King’s 1
William Pitt the Younger 1783–1801
1804–1806
Cambridge

Pembroke 1
George Hamilton-Gordon
Earl of Aberdeen
1852–1855 Cambridge

St John's 4
Frederick J. Robinson
Viscount Goderich
1827–1828 Cambridge

St John’s

Charles Watson-Wentworth
Marquess of Rockingham
1765–1766
1782
Cambridge

St. John’s

Spencer Perceval 1809–1812 Cambridge

Trinity 6
Charles Grey
Earl Grey
1830–1834 Cambridge

Trinity

William Lamb
Viscount Melbourne
1834 
1835–1841
Cambridge

Trinity

Arthur Balfour 1902–1905 Cambridge

Trinity

Augustus FitzRoy
Duke of Grafton
1768–1770 Cambridge 

Peterhouse 1
Stanley Baldwin 1923–1924
1924–1929
1935–1937
Cambridge &
Mason Science College

Trinity

John Russell
Earl Russell
1846–1852
1865–1866
Edinburgh 3 Edinburgh


Gordon Brown 2007–2010 Edinburgh



Henry John Temple
Viscount Palmerston
1855–1858
1859–1865
Edinburgh;
Cambridge

St John's

Andrew Bonar Law 1922–1923 Glasgow 2 Glasgow


Henry Campbell-Bannerman 1905–1908 Glasgow;
Cambridge

Trinity

John Stuart
Earl of Bute
1762–1763 Leiden 1 Leiden


Neville Chamberlain 1937–1940 Mason Science College 2

2
William Cavendish
Duke of Devonshire
1756–1757 None 8


Arthur Wellesley
Duke of Wellington
1828–1830
1834
None



Benjamin Disraeli
Earl of Beaconsfield
1868 
1874–1880
None



David Lloyd George 1916–1922 None



Ramsay MacDonald 1924 
1929–1935
None



Winston Churchill 1940–1945
1951–1955
None



James Callaghan 1976–1979 None



John Major 1990–1997 None



Herbert Henry Asquith 1908–1916 Oxford 27 Balliol 3
Harold Macmillan 1957–1963 Oxford

Balliol

Edward Heath 1970–1974 Oxford

Balliol

Henry Addington 1801–1804 Oxford

Brasenose 2
David Cameron 2010–2016 Oxford

Brasenose

George Grenville 1763–1765 Oxford

Christ Church 13
William Petty
Earl of Shelburne
1782–1783 Oxford

Christ Church

William Cavendish-Bentinck
Duke of Portland
1783 
1807–1809
Oxford

Christ Church

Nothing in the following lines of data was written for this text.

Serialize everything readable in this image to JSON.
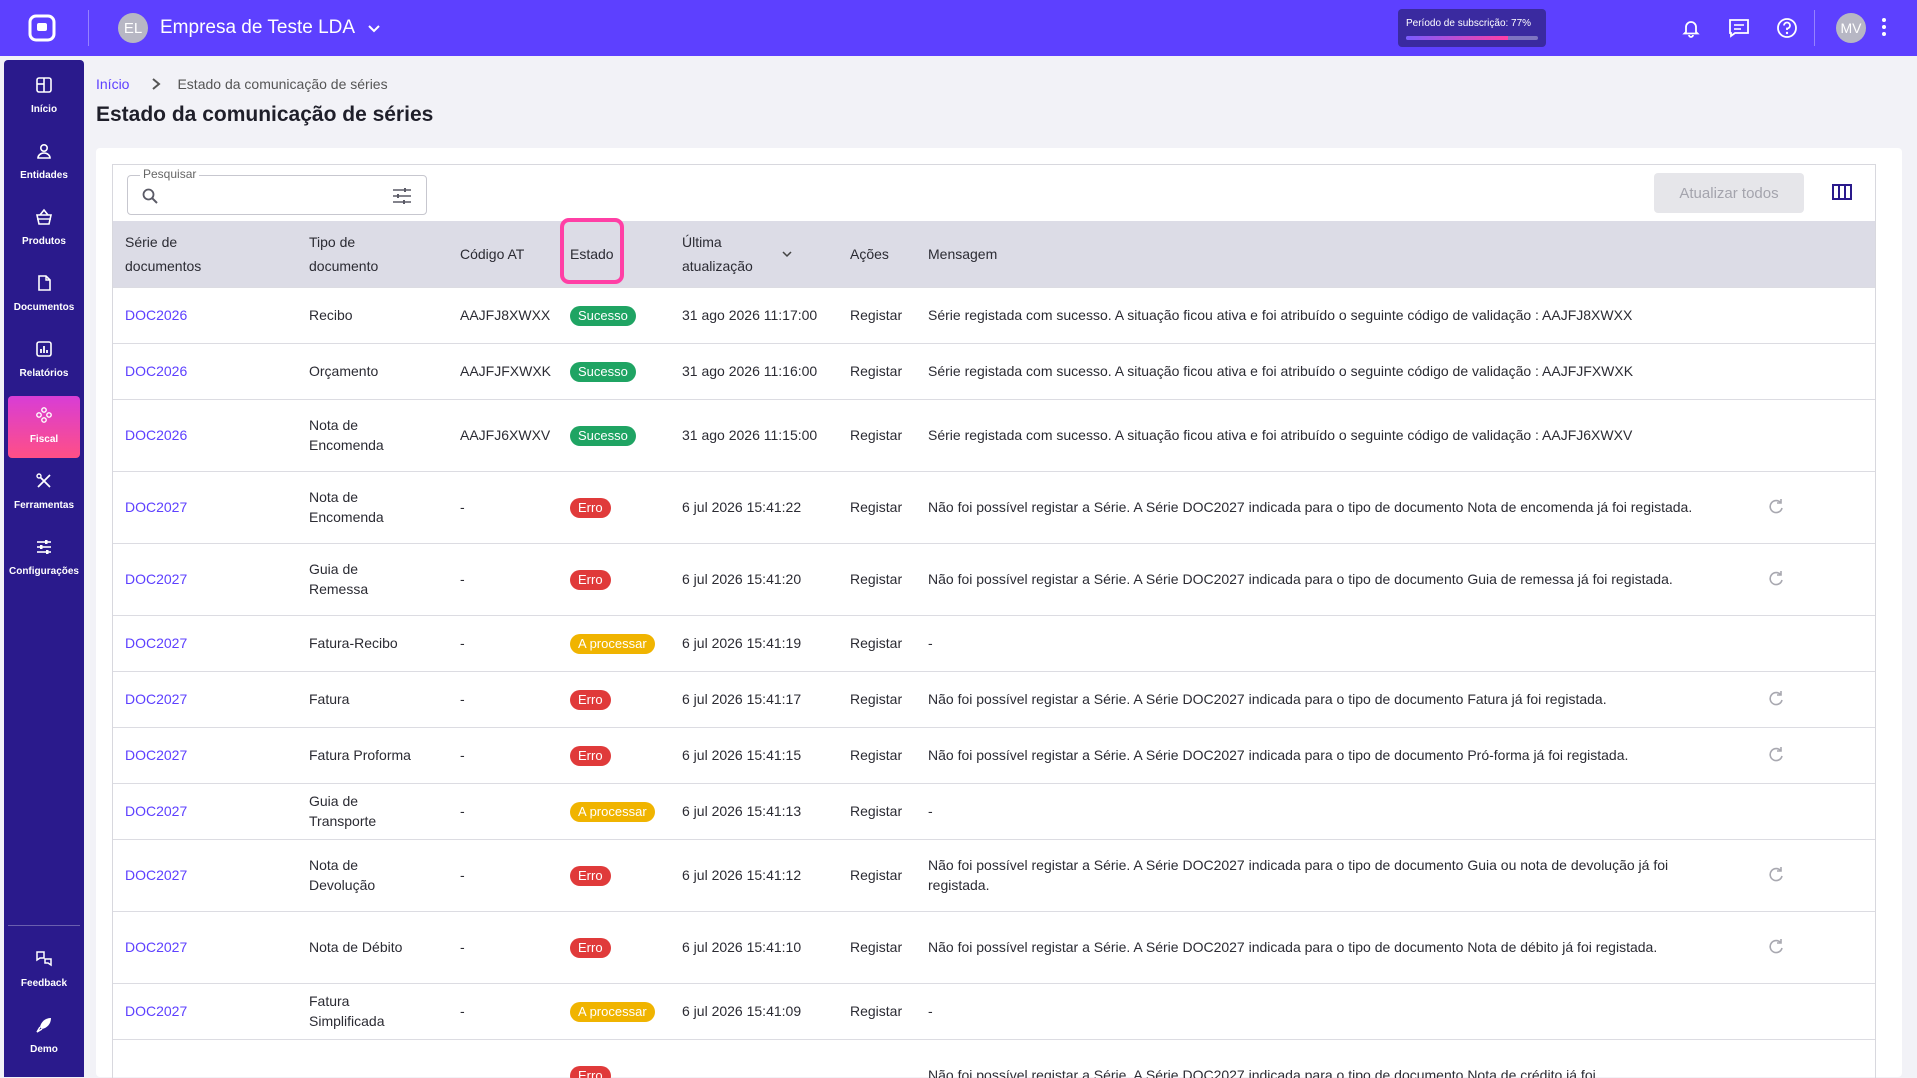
{
  "topbar": {
    "company_initials": "EL",
    "company_name": "Empresa de Teste LDA",
    "subscription_label": "Período de subscrição: 77%",
    "subscription_progress": 0.77,
    "user_initials": "MV",
    "brand_color": "#5d40ff"
  },
  "sidebar": {
    "items": [
      {
        "label": "Início",
        "icon": "home-icon"
      },
      {
        "label": "Entidades",
        "icon": "user-icon"
      },
      {
        "label": "Produtos",
        "icon": "basket-icon"
      },
      {
        "label": "Documentos",
        "icon": "document-icon"
      },
      {
        "label": "Relatórios",
        "icon": "chart-icon"
      },
      {
        "label": "Fiscal",
        "icon": "fiscal-icon",
        "active": true
      },
      {
        "label": "Ferramentas",
        "icon": "tools-icon"
      },
      {
        "label": "Configurações",
        "icon": "sliders-icon"
      }
    ],
    "bottom_items": [
      {
        "label": "Feedback",
        "icon": "feedback-icon"
      },
      {
        "label": "Demo",
        "icon": "rocket-icon"
      }
    ]
  },
  "breadcrumb": {
    "home": "Início",
    "current": "Estado da comunicação de séries"
  },
  "page_title": "Estado da comunicação de séries",
  "toolbar": {
    "search_label": "Pesquisar",
    "search_value": "",
    "update_all_label": "Atualizar todos"
  },
  "table": {
    "headers": {
      "serie": "Série de documentos",
      "tipo": "Tipo de documento",
      "codigo": "Código AT",
      "estado": "Estado",
      "ultima": "Última atualização",
      "acoes": "Ações",
      "mensagem": "Mensagem"
    },
    "status_colors": {
      "Sucesso": "#1fa463",
      "Erro": "#e03a3a",
      "A processar": "#f0b400"
    },
    "rows": [
      {
        "serie": "DOC2026",
        "tipo": "Recibo",
        "codigo": "AAJFJ8XWXX",
        "estado": "Sucesso",
        "ultima": "31 ago 2026 11:17:00",
        "acao": "Registar",
        "mensagem": "Série registada com sucesso. A situação ficou ativa e foi atribuído o seguinte código de validação : AAJFJ8XWXX",
        "retry": false
      },
      {
        "serie": "DOC2026",
        "tipo": "Orçamento",
        "codigo": "AAJFJFXWXK",
        "estado": "Sucesso",
        "ultima": "31 ago 2026 11:16:00",
        "acao": "Registar",
        "mensagem": "Série registada com sucesso. A situação ficou ativa e foi atribuído o seguinte código de validação : AAJFJFXWXK",
        "retry": false
      },
      {
        "serie": "DOC2026",
        "tipo": "Nota de Encomenda",
        "codigo": "AAJFJ6XWXV",
        "estado": "Sucesso",
        "ultima": "31 ago 2026 11:15:00",
        "acao": "Registar",
        "mensagem": "Série registada com sucesso. A situação ficou ativa e foi atribuído o seguinte código de validação : AAJFJ6XWXV",
        "retry": false
      },
      {
        "serie": "DOC2027",
        "tipo": "Nota de Encomenda",
        "codigo": "-",
        "estado": "Erro",
        "ultima": "6 jul 2026 15:41:22",
        "acao": "Registar",
        "mensagem": "Não foi possível registar a Série. A Série DOC2027 indicada para o tipo de documento Nota de encomenda já foi registada.",
        "retry": true
      },
      {
        "serie": "DOC2027",
        "tipo": "Guia de Remessa",
        "codigo": "-",
        "estado": "Erro",
        "ultima": "6 jul 2026 15:41:20",
        "acao": "Registar",
        "mensagem": "Não foi possível registar a Série. A Série DOC2027 indicada para o tipo de documento Guia de remessa já foi registada.",
        "retry": true
      },
      {
        "serie": "DOC2027",
        "tipo": "Fatura-Recibo",
        "codigo": "-",
        "estado": "A processar",
        "ultima": "6 jul 2026 15:41:19",
        "acao": "Registar",
        "mensagem": "-",
        "retry": false
      },
      {
        "serie": "DOC2027",
        "tipo": "Fatura",
        "codigo": "-",
        "estado": "Erro",
        "ultima": "6 jul 2026 15:41:17",
        "acao": "Registar",
        "mensagem": "Não foi possível registar a Série. A Série DOC2027 indicada para o tipo de documento Fatura já foi registada.",
        "retry": true
      },
      {
        "serie": "DOC2027",
        "tipo": "Fatura Proforma",
        "codigo": "-",
        "estado": "Erro",
        "ultima": "6 jul 2026 15:41:15",
        "acao": "Registar",
        "mensagem": "Não foi possível registar a Série. A Série DOC2027 indicada para o tipo de documento Pró-forma já foi registada.",
        "retry": true
      },
      {
        "serie": "DOC2027",
        "tipo": "Guia de Transporte",
        "codigo": "-",
        "estado": "A processar",
        "ultima": "6 jul 2026 15:41:13",
        "acao": "Registar",
        "mensagem": "-",
        "retry": false
      },
      {
        "serie": "DOC2027",
        "tipo": "Nota de Devolução",
        "codigo": "-",
        "estado": "Erro",
        "ultima": "6 jul 2026 15:41:12",
        "acao": "Registar",
        "mensagem": "Não foi possível registar a Série. A Série DOC2027 indicada para o tipo de documento Guia ou nota de devolução já foi registada.",
        "retry": true
      },
      {
        "serie": "DOC2027",
        "tipo": "Nota de Débito",
        "codigo": "-",
        "estado": "Erro",
        "ultima": "6 jul 2026 15:41:10",
        "acao": "Registar",
        "mensagem": "Não foi possível registar a Série. A Série DOC2027 indicada para o tipo de documento Nota de débito já foi registada.",
        "retry": true
      },
      {
        "serie": "DOC2027",
        "tipo": "Fatura Simplificada",
        "codigo": "-",
        "estado": "A processar",
        "ultima": "6 jul 2026 15:41:09",
        "acao": "Registar",
        "mensagem": "-",
        "retry": false
      },
      {
        "serie": "",
        "tipo": "",
        "codigo": "",
        "estado": "Erro",
        "ultima": "",
        "acao": "",
        "mensagem": "Não foi possível registar a Série. A Série DOC2027 indicada para o tipo de documento Nota de crédito já foi",
        "retry": false
      }
    ]
  }
}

William Grenville
Lord Grenville
1806–1807 Oxford

Christ Church

Robert Jenkinson
Earl of Liverpool
1812–1827 Oxford

Christ Church

George Canning 1827 Oxford

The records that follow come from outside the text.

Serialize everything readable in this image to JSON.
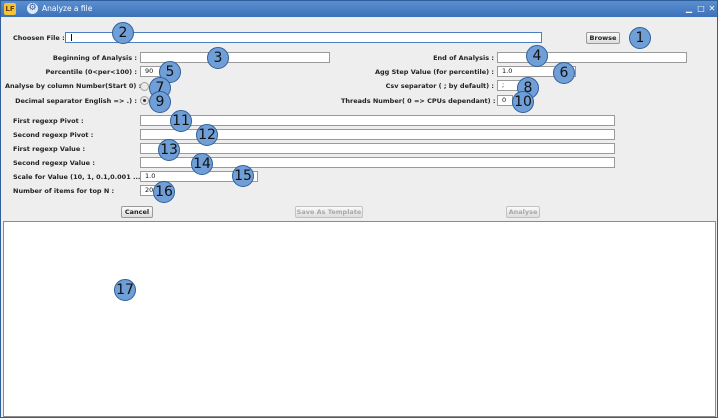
{
  "window": {
    "app_icon_text": "LF",
    "title": "Analyze a file",
    "controls": {
      "minimize": "▁",
      "maximize": "□",
      "close": "✕"
    }
  },
  "form": {
    "chosen_file": {
      "label": "Choosen File :",
      "value": ""
    },
    "browse_label": "Browse",
    "beginning": {
      "label": "Beginning of Analysis :",
      "value": ""
    },
    "end": {
      "label": "End of Analysis :",
      "value": ""
    },
    "percentile": {
      "label": "Percentile (0<per<100)  :",
      "value": "90"
    },
    "agg_step": {
      "label": "Agg Step Value (for percentile) :",
      "value": "1.0"
    },
    "analyse_by_column": {
      "label": "Analyse by column Number(Start 0) :",
      "selected": false
    },
    "csv_separator": {
      "label": "Csv separator ( ; by default) :",
      "value": ";"
    },
    "decimal_separator": {
      "label": "Decimal separator English => .) :",
      "selected": true
    },
    "threads": {
      "label": "Threads Number( 0 => CPUs dependant) :",
      "value": "0"
    },
    "first_regexp_pivot": {
      "label": "First regexp Pivot :",
      "value": ""
    },
    "second_regexp_pivot": {
      "label": "Second regexp Pivot :",
      "value": ""
    },
    "first_regexp_value": {
      "label": "First regexp Value :",
      "value": ""
    },
    "second_regexp_value": {
      "label": "Second regexp Value :",
      "value": ""
    },
    "scale": {
      "label": "Scale for Value (10, 1, 0.1,0.001 ...) :",
      "value": "1.0"
    },
    "top_n": {
      "label": "Number of items for top N :",
      "value": "20"
    }
  },
  "buttons": {
    "cancel": "Cancel",
    "save_template": "Save As Template",
    "analyse": "Analyse"
  },
  "output": {
    "text": ""
  },
  "markers": [
    "1",
    "2",
    "3",
    "4",
    "5",
    "6",
    "7",
    "8",
    "9",
    "10",
    "11",
    "12",
    "13",
    "14",
    "15",
    "16",
    "17"
  ]
}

Christ Church

Robert Peel 1834–1835
1841–1846
Oxford

Christ Church

William Ewart Gladstone 1868–1874
1880–1885
1886 
1892–1894
Oxford

Christ Church

Robert Gascoyne-Cecil
Marquess of Salisbury
1885–1886
1886–1892
1895–1902
Oxford

Christ Church

Archibald Primrose
Earl of Rosebery
1894–1895 Oxford

Christ Church

Anthony Eden 1955–1957 Oxford

Christ Church

Alec Douglas-Home
Earl of Home
1963–1964 Oxford

Christ Church

Henry Pelham 1743–1754 Oxford

Hart Hall (Hertford) 1
Harold Wilson 1964–1970
1974–1976
Oxford

Jesus 1
Margaret Thatcher 1979–1990 Oxford

Somerville 1
Theresa May 2016– Oxford

St Hugh’s 1
Tony Blair 1997–2007 Oxford

St John's  1
Spencer Compton
Earl of Wilmington
1742–1743 Oxford

Trinity 3
Clement Attlee 1945–1951 Oxford

Univ. 1
Edward Smith-Stanley
Earl of Derby
1852 
1858–1859
1866–1868
Oxford 

Christ Church

William Pitt the Elder
Earl of Chatham
1766–1768 Oxford;
Utrecht University
1 Trinity
Frederick North
Earl of Guilford
1770–1782 Oxford; Leipzig 1 Trinity